What is being asked:
From the first record through the last, copy each one exactly.

Source data:
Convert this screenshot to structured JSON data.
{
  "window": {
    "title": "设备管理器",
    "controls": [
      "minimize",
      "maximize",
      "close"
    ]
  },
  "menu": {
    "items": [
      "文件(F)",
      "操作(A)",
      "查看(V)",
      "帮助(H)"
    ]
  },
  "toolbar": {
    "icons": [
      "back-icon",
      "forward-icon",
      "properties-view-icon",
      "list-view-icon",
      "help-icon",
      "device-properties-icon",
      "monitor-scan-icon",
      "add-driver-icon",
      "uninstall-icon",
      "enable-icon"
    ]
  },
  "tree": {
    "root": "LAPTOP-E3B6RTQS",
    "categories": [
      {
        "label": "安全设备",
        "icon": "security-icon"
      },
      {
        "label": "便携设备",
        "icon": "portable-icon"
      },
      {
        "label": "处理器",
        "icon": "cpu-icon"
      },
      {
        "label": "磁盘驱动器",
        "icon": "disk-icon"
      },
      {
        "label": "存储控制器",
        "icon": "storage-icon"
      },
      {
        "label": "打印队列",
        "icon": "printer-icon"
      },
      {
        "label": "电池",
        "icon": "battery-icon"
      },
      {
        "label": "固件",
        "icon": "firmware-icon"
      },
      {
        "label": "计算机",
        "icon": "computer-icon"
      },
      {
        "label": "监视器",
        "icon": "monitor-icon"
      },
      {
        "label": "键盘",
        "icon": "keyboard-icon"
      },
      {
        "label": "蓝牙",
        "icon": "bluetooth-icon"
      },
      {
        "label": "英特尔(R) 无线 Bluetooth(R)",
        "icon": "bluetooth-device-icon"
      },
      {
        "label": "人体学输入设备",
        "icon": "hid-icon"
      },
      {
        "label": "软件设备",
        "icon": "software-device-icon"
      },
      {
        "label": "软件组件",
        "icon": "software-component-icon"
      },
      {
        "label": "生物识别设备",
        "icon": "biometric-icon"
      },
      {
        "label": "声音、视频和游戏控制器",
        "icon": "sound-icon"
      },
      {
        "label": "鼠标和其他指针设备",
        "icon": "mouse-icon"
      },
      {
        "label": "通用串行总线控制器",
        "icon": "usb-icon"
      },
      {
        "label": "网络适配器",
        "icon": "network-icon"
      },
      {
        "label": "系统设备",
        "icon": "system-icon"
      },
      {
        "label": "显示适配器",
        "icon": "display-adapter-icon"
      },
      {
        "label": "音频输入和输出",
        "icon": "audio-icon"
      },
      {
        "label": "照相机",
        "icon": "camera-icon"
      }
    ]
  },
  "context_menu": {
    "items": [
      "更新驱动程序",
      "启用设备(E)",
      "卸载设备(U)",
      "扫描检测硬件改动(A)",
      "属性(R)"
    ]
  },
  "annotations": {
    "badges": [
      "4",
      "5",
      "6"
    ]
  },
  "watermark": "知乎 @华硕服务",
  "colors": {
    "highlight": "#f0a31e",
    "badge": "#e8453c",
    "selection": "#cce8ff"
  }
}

Output of the task:
Convert this screenshot to structured JSON data.
{
  "window": {
    "title": "设备管理器",
    "controls": [
      "minimize",
      "maximize",
      "close"
    ]
  },
  "menu": {
    "items": [
      "文件(F)",
      "操作(A)",
      "查看(V)",
      "帮助(H)"
    ]
  },
  "toolbar": {
    "icons": [
      "back-icon",
      "forward-icon",
      "properties-view-icon",
      "list-view-icon",
      "help-icon",
      "device-properties-icon",
      "monitor-scan-icon",
      "add-driver-icon",
      "uninstall-icon",
      "enable-icon"
    ]
  },
  "tree": {
    "root": "LAPTOP-E3B6RTQS",
    "categories": [
      {
        "label": "安全设备",
        "icon": "security-icon"
      },
      {
        "label": "便携设备",
        "icon": "portable-icon"
      },
      {
        "label": "处理器",
        "icon": "cpu-icon"
      },
      {
        "label": "磁盘驱动器",
        "icon": "disk-icon"
      },
      {
        "label": "存储控制器",
        "icon": "storage-icon"
      },
      {
        "label": "打印队列",
        "icon": "printer-icon"
      },
      {
        "label": "电池",
        "icon": "battery-icon"
      },
      {
        "label": "固件",
        "icon": "firmware-icon"
      },
      {
        "label": "计算机",
        "icon": "computer-icon"
      },
      {
        "label": "监视器",
        "icon": "monitor-icon"
      },
      {
        "label": "键盘",
        "icon": "keyboard-icon"
      },
      {
        "label": "蓝牙",
        "icon": "bluetooth-icon"
      },
      {
        "label": "英特尔(R) 无线 Bluetooth(R)",
        "icon": "bluetooth-device-icon"
      },
      {
        "label": "人体学输入设备",
        "icon": "hid-icon"
      },
      {
        "label": "软件设备",
        "icon": "software-device-icon"
      },
      {
        "label": "软件组件",
        "icon": "software-component-icon"
      },
      {
        "label": "生物识别设备",
        "icon": "biometric-icon"
      },
      {
        "label": "声音、视频和游戏控制器",
        "icon": "sound-icon"
      },
      {
        "label": "鼠标和其他指针设备",
        "icon": "mouse-icon"
      },
      {
        "label": "通用串行总线控制器",
        "icon": "usb-icon"
      },
      {
        "label": "网络适配器",
        "icon": "network-icon"
      },
      {
        "label": "系统设备",
        "icon": "system-icon"
      },
      {
        "label": "显示适配器",
        "icon": "display-adapter-icon"
      },
      {
        "label": "音频输入和输出",
        "icon": "audio-icon"
      },
      {
        "label": "照相机",
        "icon": "camera-icon"
      }
    ]
  },
  "context_menu": {
    "items": [
      "更新驱动程序",
      "启用设备(E)",
      "卸载设备(U)",
      "扫描检测硬件改动(A)",
      "属性(R)"
    ]
  },
  "annotations": {
    "badges": [
      "4",
      "5",
      "6"
    ]
  },
  "watermark": "知乎 @华硕服务",
  "colors": {
    "highlight": "#f0a31e",
    "badge": "#e8453c",
    "selection": "#cce8ff"
  }
}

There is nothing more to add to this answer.